Still, steps were made in shaping the program’s foundation under coach Ib Belou. Belou would like to see the Nitros, now in Division III-A, continue to improve in league and return to the playoffs.
“We have six seniors, so we’ll be leaning on them for leadership and skill,” Belou said. “For our guys to be successful, they’ll have to do their jobs at both ends of the court and do it well.
“We know our league will continue to be tough, but we know we can do better. All hands are on deck with our guys and all they can control is their effort.”
Glendale will bring back senior guards Cole Fajardo and Johnny Mansuryan and junior guard David Shamiryan.
Since Todd Wolfson took over the coaching chores at St. Francis in 2015, the Golden Knights have qualified for the playoffs twice. St. Francis missed out last season following a last-place finish in the Mission League.
Wolfson said the Golden Knights (14-14, 2-10) are capable of turning things around quickly.

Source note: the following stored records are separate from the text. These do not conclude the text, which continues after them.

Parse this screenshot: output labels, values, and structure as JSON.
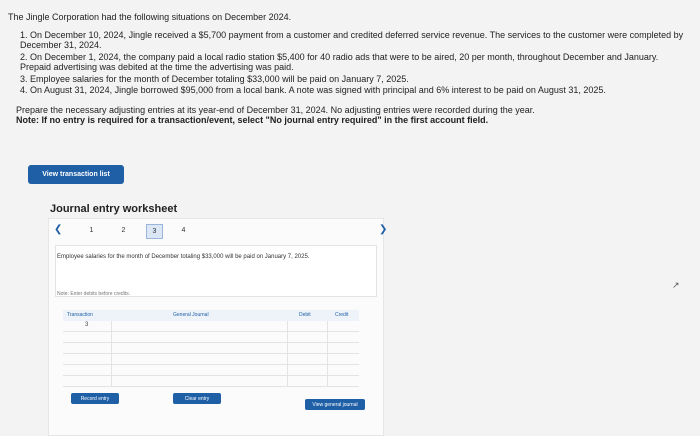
{
  "problem": {
    "intro": "The Jingle Corporation had the following situations on December 2024.",
    "items": [
      "1. On December 10, 2024, Jingle received a $5,700 payment from a customer and credited deferred service revenue. The services to the customer were completed by December 31, 2024.",
      "2. On December 1, 2024, the company paid a local radio station $5,400 for 40 radio ads that were to be aired, 20 per month, throughout December and January. Prepaid advertising was debited at the time the advertising was paid.",
      "3. Employee salaries for the month of December totaling $33,000 will be paid on January 7, 2025.",
      "4. On August 31, 2024, Jingle borrowed $95,000 from a local bank. A note was signed with principal and 6% interest to be paid on August 31, 2025."
    ],
    "prepare": "Prepare the necessary adjusting entries at its year-end of December 31, 2024. No adjusting entries were recorded during the year.",
    "note": "Note: If no entry is required for a transaction/event, select \"No journal entry required\" in the first account field."
  },
  "buttons": {
    "view_transaction_list": "View transaction list",
    "record_entry": "Record entry",
    "clear_entry": "Clear entry",
    "view_general_journal": "View general journal"
  },
  "worksheet": {
    "title": "Journal entry worksheet",
    "steps": [
      "1",
      "2",
      "3",
      "4"
    ],
    "active_step": "3",
    "description": "Employee salaries for the month of December totaling $33,000 will be paid on January 7, 2025.",
    "debit_note": "Note: Enter debits before credits.",
    "columns": {
      "transaction": "Transaction",
      "general_journal": "General Journal",
      "debit": "Debit",
      "credit": "Credit"
    },
    "transaction_number": "3"
  }
}
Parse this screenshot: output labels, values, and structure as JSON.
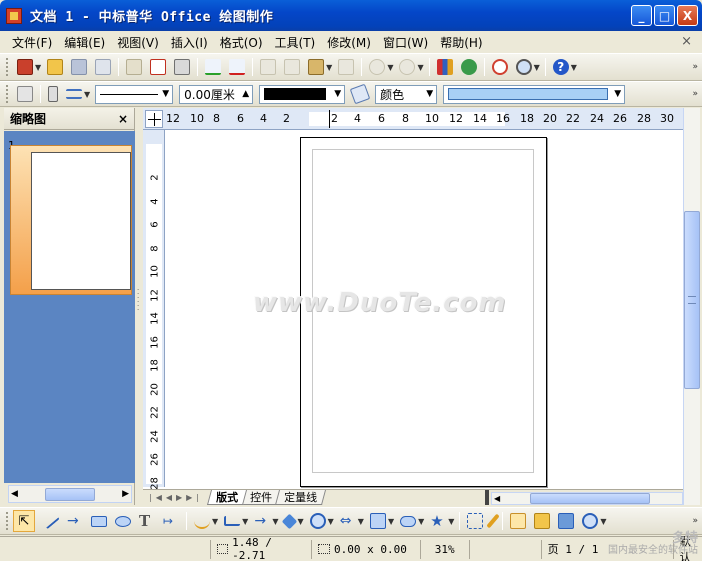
{
  "window": {
    "title": "文档 1 - 中标普华 Office 绘图制作",
    "minimize": "_",
    "maximize": "□",
    "close": "X"
  },
  "menu": {
    "items": [
      "文件(F)",
      "编辑(E)",
      "视图(V)",
      "插入(I)",
      "格式(O)",
      "工具(T)",
      "修改(M)",
      "窗口(W)",
      "帮助(H)"
    ],
    "close": "×"
  },
  "format_toolbar": {
    "line_width": "0.00厘米",
    "fill_label": "颜色"
  },
  "thumbnail_panel": {
    "title": "缩略图",
    "close": "×",
    "page_number": "1"
  },
  "ruler": {
    "h_labels": [
      "12",
      "10",
      "8",
      "6",
      "4",
      "2",
      "2",
      "4",
      "6",
      "8",
      "10",
      "12",
      "14",
      "16",
      "18",
      "20",
      "22",
      "24",
      "26",
      "28",
      "30"
    ],
    "v_labels": [
      "2",
      "4",
      "6",
      "8",
      "10",
      "12",
      "14",
      "16",
      "18",
      "20",
      "22",
      "24",
      "26",
      "28"
    ]
  },
  "canvas": {
    "watermark": "www.DuoTe.com"
  },
  "tabs": {
    "items": [
      "版式",
      "控件",
      "定量线"
    ],
    "active": "版式"
  },
  "status": {
    "position": "1.48 / -2.71",
    "size": "0.00 x 0.00",
    "zoom": "31%",
    "page": "页 1 / 1",
    "mode": "默认"
  },
  "corner_watermark": {
    "line1": "多特",
    "line2": "国内最安全的软件站"
  }
}
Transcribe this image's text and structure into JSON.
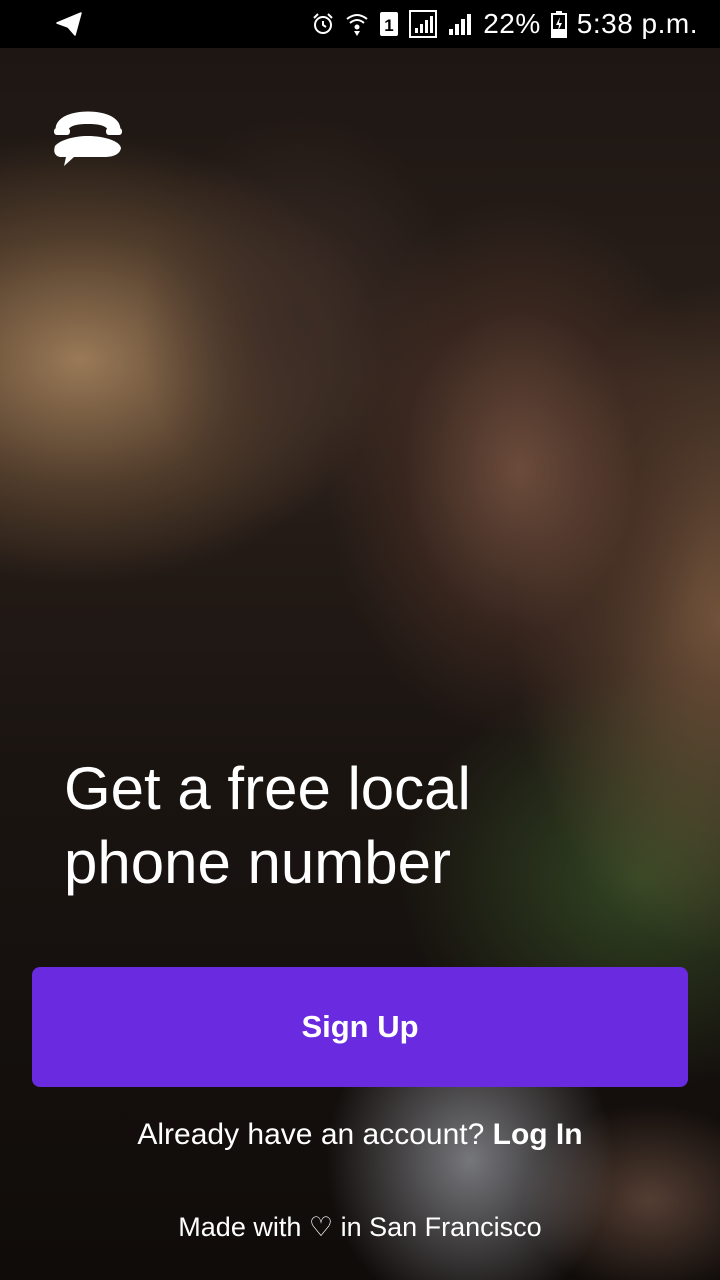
{
  "status_bar": {
    "left_icon": "telegram-send-icon",
    "icons": [
      "alarm-icon",
      "wifi-call-icon",
      "sim-1-icon",
      "signal-sim1-icon",
      "signal-sim2-icon",
      "battery-charging-icon"
    ],
    "battery": "22%",
    "time": "5:38 p.m."
  },
  "brand": {
    "logo_icon": "textnow-logo-icon"
  },
  "hero": {
    "headline": "Get a free local\nphone number"
  },
  "actions": {
    "signup_label": "Sign Up",
    "login_prompt": "Already have an account?",
    "login_label": "Log In"
  },
  "footer": {
    "made_with_prefix": "Made with",
    "heart": "♡",
    "made_with_suffix": "in San Francisco"
  },
  "colors": {
    "primary": "#6a2be0",
    "status_bar_bg": "#000000",
    "text": "#ffffff"
  }
}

“Something we’ve seen since the start of the fall is that the guys are clicking and there’s a lot of energy,” said Wolfson, whose team will be in Division III-A. “We don’t really set too many goals and we just want to be ready heading into the gauntlet of the Mission League.
“I always look at the league as being one of the toughest with the likes of Loyola, Harvard-Westlake and others. When you come to St. Francis, you sign up to play the best competition.”
There’s talent around the court for the Golden Knights, who will return senior center Matthew Molina, senior guard Dennis Flowers III and junior guard Andre Henry.
Henry contributed 16.4 points, 8.9 rebounds and 5.5 assists per game and was named to the All-Area second team last season. Flowers averaged 17.1 points, 4.1 rebounds and 2.7 assists per contest. The duo picked up all-league honors as well.
Hoover encountered a tough season in 2018, winning just five games and placing last in the Pacific League.
Veteran Hoover coach Jack Van Patten would like to see the Tornadoes (5-22, 1-13) head in the other direction.
“I think we do have the potential to be better this year,” Van Patten said. “it’s going to be one of the smaller teams we’ve had in quite a while.
“The key will be to do a much better job at moving the ball around and playing a lot better defense.”
Expected to pave the way for Hoover will be senior guard/forward Karo Darmandzhyan, senior guard Davit Pirijanyan and junior guard Derrick Eliasi.
Hoover last qualified for the postseason in 2015. The Tornadoes are in Division IV-AA.
GLENDALE ADVENTIST ACADEMY
Things will look a bit different for the Cougars, starting at the top. Glendale Adventist will be coached by Chris Lindstadt, who takes over for Marton Medina. Lindstadt also serves as the school’s athletic director.
Glendale Adventist finished last in the Independence League in 2018 at 5-14, 1-0 in league. It will now compete in the Liberty League and reside in Division V-A.
“We have 12 players, but pretty much no returning starters,” Lindstadt said. “We have four or five returners, though none of them really had significant minutes played.
“It comes down to hustling and just keep the learning curve moving.”